Active older women have cells that are eight years biologically younger (Biological aging) in chronological age than their less active peers. The research by the University of California San Diego School of Medicine shows sitting for more than ten hours a day appears to prematurely ages cells.
Published online on January 18 in the American Journal of Epidemiology, the study found elderly women who devote less than 40 minutes a day to moderate-to-vigorous physical activity and who remain sedentary for more than 10 hours per day have shorter telomeres, the tiny caps on the ends of DNA strands, like the plastic tips of shoelaces, that protect chromosomes from deterioration and progressively shortening with age.
Telomeres naturally shorten and fray as a cell age. However, health and lifestyle factors, including obesity and smoking may accelerate that decline. Previous studies have linked shortened telomeres to cardiovascular disease, diabetes, and major cancers.
Aladdin Shadyab, Ph.D. lead author of the study with the Department of Family Medicine and Public Health at UC San Diego School of Medicine observed, “Our study found cells age faster with a sedentary lifestyle. Chronological age doesn’t always match biological age.”
Nearly 1,500 women, ages 64 to 95, participated in the study. The women are part of the larger Women’s Health Initiative (WHI), a national, longitudinal study investigating the causal factors of chronic diseases in postmenopausal women. Shadyab and his research team believe their study is the first to objectively measure how the combination of sedentary time and exercise can impact the aging biomarker.
In the study, participants completed questionnaires and wore an accelerometer on their right hip for seven consecutive days during waking and sleeping hours to track their movements.
“We found that women who sat longer did not have shorter telomere length if they exercised for at least 30 minutes a day, the national recommended guideline,” said Shadyab. “Discussions about the benefits of exercise should start when we are young, and physical activity should continue to be part of our daily lives as we get older, even at 80 years old.”
Shadyab indicated that future studies will focus on how exercise relates to telomere length amongst younger populations and in men.
Categories of Cardiovascular disease
Cardiovascular diseases, such as heart disease and stroke, are the major cause of death in the United States. They are responsible for 33% of all deaths and 75% of all Medicare expenditures.

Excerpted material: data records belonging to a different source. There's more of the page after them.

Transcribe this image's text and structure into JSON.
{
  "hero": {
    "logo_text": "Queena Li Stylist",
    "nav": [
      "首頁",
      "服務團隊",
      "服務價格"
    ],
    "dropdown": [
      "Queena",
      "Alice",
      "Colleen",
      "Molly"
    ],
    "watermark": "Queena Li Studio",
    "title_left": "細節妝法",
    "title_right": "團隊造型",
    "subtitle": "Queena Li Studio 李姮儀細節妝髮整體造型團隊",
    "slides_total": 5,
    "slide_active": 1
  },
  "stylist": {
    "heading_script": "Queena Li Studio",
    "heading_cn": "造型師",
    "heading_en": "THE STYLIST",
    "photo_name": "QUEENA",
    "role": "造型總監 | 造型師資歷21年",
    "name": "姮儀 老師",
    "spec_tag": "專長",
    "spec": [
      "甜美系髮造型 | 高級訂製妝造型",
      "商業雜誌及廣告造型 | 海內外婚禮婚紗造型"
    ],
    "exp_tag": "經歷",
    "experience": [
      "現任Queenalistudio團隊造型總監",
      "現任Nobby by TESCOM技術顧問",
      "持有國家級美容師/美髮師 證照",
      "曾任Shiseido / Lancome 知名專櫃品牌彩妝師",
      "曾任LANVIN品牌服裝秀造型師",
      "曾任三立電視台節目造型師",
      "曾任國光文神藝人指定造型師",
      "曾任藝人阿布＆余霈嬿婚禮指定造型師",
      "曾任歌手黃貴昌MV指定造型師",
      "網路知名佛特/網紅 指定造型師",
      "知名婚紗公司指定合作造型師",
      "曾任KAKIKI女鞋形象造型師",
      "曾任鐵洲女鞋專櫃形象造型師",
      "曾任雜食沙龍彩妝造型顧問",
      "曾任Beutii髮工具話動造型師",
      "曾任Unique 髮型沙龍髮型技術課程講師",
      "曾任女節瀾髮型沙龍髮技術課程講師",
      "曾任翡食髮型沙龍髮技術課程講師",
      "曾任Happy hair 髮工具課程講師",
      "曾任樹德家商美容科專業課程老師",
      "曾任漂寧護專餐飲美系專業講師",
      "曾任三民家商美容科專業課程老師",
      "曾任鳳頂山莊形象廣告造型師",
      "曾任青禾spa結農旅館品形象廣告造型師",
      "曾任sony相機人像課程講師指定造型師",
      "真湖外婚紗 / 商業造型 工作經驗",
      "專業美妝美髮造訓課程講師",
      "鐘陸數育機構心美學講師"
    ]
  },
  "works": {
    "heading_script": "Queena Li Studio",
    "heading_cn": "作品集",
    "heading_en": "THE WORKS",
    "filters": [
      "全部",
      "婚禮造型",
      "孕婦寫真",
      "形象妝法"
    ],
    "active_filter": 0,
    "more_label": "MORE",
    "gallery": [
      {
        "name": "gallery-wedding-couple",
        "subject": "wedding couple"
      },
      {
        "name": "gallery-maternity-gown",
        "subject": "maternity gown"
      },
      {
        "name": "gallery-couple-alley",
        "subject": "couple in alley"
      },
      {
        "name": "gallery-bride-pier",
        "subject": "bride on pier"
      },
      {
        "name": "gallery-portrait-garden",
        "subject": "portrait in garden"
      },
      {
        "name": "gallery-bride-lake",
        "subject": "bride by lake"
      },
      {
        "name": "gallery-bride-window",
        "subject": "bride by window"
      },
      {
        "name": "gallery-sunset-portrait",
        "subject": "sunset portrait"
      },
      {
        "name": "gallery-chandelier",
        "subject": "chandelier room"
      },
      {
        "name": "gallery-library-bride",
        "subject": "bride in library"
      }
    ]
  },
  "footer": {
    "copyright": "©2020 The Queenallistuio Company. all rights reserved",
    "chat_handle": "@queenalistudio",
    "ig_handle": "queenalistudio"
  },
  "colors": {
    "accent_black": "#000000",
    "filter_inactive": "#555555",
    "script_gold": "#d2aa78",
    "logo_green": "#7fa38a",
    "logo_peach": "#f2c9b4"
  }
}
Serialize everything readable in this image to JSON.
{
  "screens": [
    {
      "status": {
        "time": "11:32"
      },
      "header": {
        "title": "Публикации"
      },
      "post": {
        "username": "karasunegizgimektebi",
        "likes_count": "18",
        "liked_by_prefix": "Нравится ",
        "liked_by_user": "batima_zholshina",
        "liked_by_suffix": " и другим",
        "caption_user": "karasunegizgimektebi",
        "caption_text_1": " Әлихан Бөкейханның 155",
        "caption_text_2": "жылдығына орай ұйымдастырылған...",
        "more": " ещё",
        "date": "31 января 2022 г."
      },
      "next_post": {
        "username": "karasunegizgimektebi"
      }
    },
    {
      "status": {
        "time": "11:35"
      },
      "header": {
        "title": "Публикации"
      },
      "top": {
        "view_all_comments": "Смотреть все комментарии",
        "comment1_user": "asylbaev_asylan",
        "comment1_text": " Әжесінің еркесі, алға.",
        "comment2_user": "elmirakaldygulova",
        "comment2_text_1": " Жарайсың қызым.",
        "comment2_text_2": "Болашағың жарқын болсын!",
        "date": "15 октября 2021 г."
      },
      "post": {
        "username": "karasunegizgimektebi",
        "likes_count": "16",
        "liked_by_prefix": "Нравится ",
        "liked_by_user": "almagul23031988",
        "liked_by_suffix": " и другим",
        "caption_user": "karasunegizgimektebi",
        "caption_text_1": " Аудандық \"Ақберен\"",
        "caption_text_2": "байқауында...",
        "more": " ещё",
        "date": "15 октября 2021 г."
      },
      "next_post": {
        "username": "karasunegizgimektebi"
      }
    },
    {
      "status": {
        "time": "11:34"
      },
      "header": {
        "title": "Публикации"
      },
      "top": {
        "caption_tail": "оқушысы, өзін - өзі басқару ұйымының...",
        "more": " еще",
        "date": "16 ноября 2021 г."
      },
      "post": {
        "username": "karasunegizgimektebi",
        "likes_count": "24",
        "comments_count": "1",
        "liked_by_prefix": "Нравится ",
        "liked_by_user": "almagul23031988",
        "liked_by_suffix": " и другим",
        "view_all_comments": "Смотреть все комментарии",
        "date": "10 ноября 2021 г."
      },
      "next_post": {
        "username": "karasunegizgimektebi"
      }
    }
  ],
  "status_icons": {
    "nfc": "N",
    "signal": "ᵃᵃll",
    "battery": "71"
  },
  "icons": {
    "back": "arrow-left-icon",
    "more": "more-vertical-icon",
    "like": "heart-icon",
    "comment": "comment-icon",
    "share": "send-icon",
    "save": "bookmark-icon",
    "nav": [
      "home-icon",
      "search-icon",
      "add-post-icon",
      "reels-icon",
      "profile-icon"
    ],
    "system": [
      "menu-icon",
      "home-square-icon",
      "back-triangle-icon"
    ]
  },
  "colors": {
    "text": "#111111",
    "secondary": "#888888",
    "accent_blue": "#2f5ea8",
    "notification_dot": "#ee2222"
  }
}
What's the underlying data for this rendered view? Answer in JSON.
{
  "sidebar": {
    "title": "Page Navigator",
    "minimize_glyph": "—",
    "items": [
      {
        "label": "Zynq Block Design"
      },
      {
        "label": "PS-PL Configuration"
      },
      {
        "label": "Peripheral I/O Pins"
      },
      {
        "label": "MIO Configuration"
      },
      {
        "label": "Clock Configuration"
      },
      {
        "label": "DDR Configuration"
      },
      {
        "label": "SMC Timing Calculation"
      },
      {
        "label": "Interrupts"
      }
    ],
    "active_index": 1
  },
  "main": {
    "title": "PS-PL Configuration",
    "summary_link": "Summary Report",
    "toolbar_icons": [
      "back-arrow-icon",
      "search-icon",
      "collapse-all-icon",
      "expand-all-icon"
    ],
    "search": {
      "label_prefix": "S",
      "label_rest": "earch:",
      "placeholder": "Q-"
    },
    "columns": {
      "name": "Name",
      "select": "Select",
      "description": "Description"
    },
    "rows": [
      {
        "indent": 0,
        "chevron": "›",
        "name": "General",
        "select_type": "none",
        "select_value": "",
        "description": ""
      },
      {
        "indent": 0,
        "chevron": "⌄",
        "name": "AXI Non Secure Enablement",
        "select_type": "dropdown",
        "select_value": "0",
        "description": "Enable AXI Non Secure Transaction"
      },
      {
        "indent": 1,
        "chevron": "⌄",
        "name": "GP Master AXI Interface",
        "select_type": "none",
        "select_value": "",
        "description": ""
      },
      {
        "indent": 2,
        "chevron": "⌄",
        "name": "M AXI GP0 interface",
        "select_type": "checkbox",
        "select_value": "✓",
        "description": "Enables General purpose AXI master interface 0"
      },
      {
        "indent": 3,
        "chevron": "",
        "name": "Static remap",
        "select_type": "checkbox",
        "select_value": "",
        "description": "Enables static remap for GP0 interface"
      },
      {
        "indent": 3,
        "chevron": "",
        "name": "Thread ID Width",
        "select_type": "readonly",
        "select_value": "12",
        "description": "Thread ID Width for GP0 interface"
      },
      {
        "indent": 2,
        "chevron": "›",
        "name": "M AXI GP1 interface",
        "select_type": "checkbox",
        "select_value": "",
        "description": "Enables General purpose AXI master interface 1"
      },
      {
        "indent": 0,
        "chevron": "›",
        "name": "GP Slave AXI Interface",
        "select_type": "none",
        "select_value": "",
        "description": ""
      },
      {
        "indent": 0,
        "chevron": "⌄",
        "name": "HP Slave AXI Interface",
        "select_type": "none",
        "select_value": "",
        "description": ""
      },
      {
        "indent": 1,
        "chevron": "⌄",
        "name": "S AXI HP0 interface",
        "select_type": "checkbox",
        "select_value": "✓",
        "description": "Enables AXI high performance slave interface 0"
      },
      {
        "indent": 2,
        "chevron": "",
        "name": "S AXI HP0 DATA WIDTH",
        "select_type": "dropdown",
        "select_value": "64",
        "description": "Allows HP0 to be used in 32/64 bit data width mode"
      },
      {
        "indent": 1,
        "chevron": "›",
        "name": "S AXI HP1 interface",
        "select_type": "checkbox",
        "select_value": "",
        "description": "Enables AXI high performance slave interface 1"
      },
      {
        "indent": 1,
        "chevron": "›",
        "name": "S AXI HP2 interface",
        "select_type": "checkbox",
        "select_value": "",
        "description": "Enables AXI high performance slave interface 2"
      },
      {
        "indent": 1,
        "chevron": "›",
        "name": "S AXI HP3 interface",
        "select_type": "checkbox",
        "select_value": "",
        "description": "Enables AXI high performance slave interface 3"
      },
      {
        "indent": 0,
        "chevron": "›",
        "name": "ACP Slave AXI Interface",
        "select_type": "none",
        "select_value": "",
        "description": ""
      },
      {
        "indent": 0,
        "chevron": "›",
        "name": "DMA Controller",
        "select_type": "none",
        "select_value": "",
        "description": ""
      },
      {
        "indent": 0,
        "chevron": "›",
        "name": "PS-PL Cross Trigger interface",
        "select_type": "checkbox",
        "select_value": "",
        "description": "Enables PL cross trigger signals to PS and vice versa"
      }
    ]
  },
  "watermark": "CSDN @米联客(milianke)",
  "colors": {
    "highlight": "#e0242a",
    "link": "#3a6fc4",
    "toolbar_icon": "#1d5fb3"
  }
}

Cardiovascular disease is a complex disease involving several physiological systems; however, it can be divided into two categories: atherosclerosis and thrombosis. Atherosclerosis refers to the build-up of cholesterol plaques on artery walls (hardening). Thrombosis refers to the formation of blood clots within the bloodstream.
Atherosclerosis occurs when LDL cholesterol (a type of fat found in foods like meat and eggs) combines with substances called low-density lipoproteins (LDLs) in the body. LDLs carry cholesterol throughout the body, including to artery walls where they collect as plaque. Plaque builds up over time and eventually narrows arteries which could lead to heart attack or stroke.
Cholesterol is a waxy substance determined in every cell of the body
Cardiovascular sickness (CVD) is the main reason for demise in the United States. CVD consists of coronary heart disease, stroke, and different ailments induced with the aid of blood vessels turning blocked or plugged with the aid of cholesterol, fats, or different substances.
Cholesterol is a waxy substance located in each cell of the body. It is produced by the liver and intestines, and also comes from the food we eat. Cholesterol is needed for normal cell function, but too much can be harmful. High levels of LDL cholesterol (also called bad cholesterol) can build up on artery walls and cause atherosclerosis (hardening of arteries).
Atherosclerosis occurs when plaque develops on the inside walls of your arteries. Plaque builds up because LDL cholesterol sticks to it instead of flowing away as it should; this causes inflammation that narrows the arteries and increases your risk for heart attack or stroke.
Other forms of CVD include peripheral arterial disease (PAD), peripheral artery disease (PAD), and atherosclerosis, which are also caused by atherosclerosis. Atherosclerosis refers to a build-up of fatty deposits in your arteries that cause them to thicken and narrow over time. Atherosclerosis can lead to blockages in your arteries, which can result in heart attacks or strokes.
Other types of CVD include cerebrovascular disease, carotid artery disease, and peripheral vascular disease.”